19/75: Harm von Seggern: Sex und Geld - a mystery about an Italian misplaced in a dreary countryside of Northern Germany after having fled the Mafia and the local police officer, also featuring a librarian (this is why I bought the book). The title (sex and money) is quite accurate as the novel contains some lengthy descriptions of the porn films the anti-hero watches ;-) It is actually quite funny but the end is quite abrupt - the story lines (of the mystery as well as of the developing relationships) don't really find an conclusion. Maybe the author plans a second part...
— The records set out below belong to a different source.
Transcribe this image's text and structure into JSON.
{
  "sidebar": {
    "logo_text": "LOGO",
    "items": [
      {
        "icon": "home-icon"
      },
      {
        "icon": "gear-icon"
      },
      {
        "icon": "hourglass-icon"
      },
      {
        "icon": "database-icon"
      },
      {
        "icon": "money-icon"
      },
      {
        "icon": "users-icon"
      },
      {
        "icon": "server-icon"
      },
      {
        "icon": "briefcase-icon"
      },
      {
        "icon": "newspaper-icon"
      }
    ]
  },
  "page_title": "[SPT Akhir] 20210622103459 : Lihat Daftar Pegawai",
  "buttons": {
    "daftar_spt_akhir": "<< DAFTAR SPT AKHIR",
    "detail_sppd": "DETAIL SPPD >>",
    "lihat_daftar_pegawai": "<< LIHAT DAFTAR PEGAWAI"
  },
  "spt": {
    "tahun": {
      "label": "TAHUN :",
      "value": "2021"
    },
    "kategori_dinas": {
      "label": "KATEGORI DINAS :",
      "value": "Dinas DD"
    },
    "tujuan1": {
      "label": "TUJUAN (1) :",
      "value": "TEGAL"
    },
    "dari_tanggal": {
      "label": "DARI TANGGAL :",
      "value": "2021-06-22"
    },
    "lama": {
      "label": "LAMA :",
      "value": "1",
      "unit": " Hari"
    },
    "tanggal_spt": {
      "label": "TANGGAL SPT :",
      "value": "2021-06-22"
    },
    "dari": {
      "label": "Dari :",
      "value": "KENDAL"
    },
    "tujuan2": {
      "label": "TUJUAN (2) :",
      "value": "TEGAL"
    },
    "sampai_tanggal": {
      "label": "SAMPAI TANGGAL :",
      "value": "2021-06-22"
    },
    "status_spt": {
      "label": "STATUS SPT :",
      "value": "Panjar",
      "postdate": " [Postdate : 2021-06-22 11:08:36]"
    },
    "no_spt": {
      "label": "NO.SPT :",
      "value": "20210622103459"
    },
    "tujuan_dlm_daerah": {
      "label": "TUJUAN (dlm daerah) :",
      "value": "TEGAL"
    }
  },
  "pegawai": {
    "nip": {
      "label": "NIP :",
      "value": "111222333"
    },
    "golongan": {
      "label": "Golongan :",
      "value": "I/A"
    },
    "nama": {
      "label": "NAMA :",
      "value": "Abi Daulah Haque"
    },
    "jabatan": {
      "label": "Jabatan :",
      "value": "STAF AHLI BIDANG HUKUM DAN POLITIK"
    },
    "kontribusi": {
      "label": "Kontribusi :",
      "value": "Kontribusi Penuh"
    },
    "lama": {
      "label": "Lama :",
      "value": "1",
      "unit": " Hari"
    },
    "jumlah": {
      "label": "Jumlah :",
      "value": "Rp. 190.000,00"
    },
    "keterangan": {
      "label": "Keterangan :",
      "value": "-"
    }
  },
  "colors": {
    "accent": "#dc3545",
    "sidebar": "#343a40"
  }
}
20/75: J. J. Slattery: Perhaps she'll die - another librarian mystery. I liked the description of "small college politics and scholarly intrigue in the groves of academe" (blurb) among the very good mystery plot. It also has a classics background (Sappho & Co.) which I especially like. I really read a lot of bibliomysteries, and this was special. I would like it to be continued, but the author has already died.
21/75: A. J. Jacobs: The know-it-all. I remembered that I have read a book from a man trying to observe ALL rules in the bible. As I searched the book I realised that Jacobs has written a lot of books with self-experiments. So I read The Know-it-all.
22/75: M. Amos Clifford: Your guide to Forest Bathing
23/75: Ephraim Kishon: Alle Satiren (all satires in one volume) - a really pleasant and funny read, but in some of the stories you see their age (I don't speak of technical developments, but of the man/woman relationship).
24/75: Meg Perry: Cloistered to Death - librarian mystery
25/75: Meg Perry: Dirty Laundry. The Jamie Brodie short stories - background stories about the librarian mystery series :-)
26/75: another GDPR book: jusIT Spezial: DS-GVO. ExpertInnenwissen zur Datenschutz-Grundverordnung
I have missed several volumes of the Jamie Brodie Mysteries by Meg Perry, and as I had to procrastinate (I would have had to write an article) I read one of them after the other (I sometimes feel like I cheat when I read the books on the ebook reader, but I read them...):
- 27/75: Dirty Laundry. The Jamie Brodie short stories [just saw that this is duplicate :-o will have to correct it]
- 28/75: Encountered to Death
- 29/75: Talked to Death
- 30/75: Psyched to Death
- 31/75: Played to Death
- 32/75: Filmed to Death
- 33:75: Avenged to Death
In addition, I discovered the Very English Mystery Series by Elizabeth Edmondson. I have finished
- 34/75: A man of some repute
- 35/75: A question of inheritance
- 36/75: A matter of loyalty by Elizabeth Edmondson and her son Anselm Audley, who is also an author and wrote the novel after drafts and memos by his late mother
- 37/75: A youthful indiscretion by Elizabeth Edmondson - it's a pity that there won't be any more volumes of the Very English Mystery Series. I really liked it.
I started Tin Man by Sarah Winman (reading it for the first meeting of the Girly Book Club's new Vienna chapter - does anyone know that club?). On the first pages, I had difficulties to find into the story but I did it. And imagine, I discovered that one of the main characters opens her own bookshop after having worked in a library - so another volume for my collection of fictional librarians :-)
I started Death at the Netherfield Park Ball by Amelia Littlewood on the Kindle.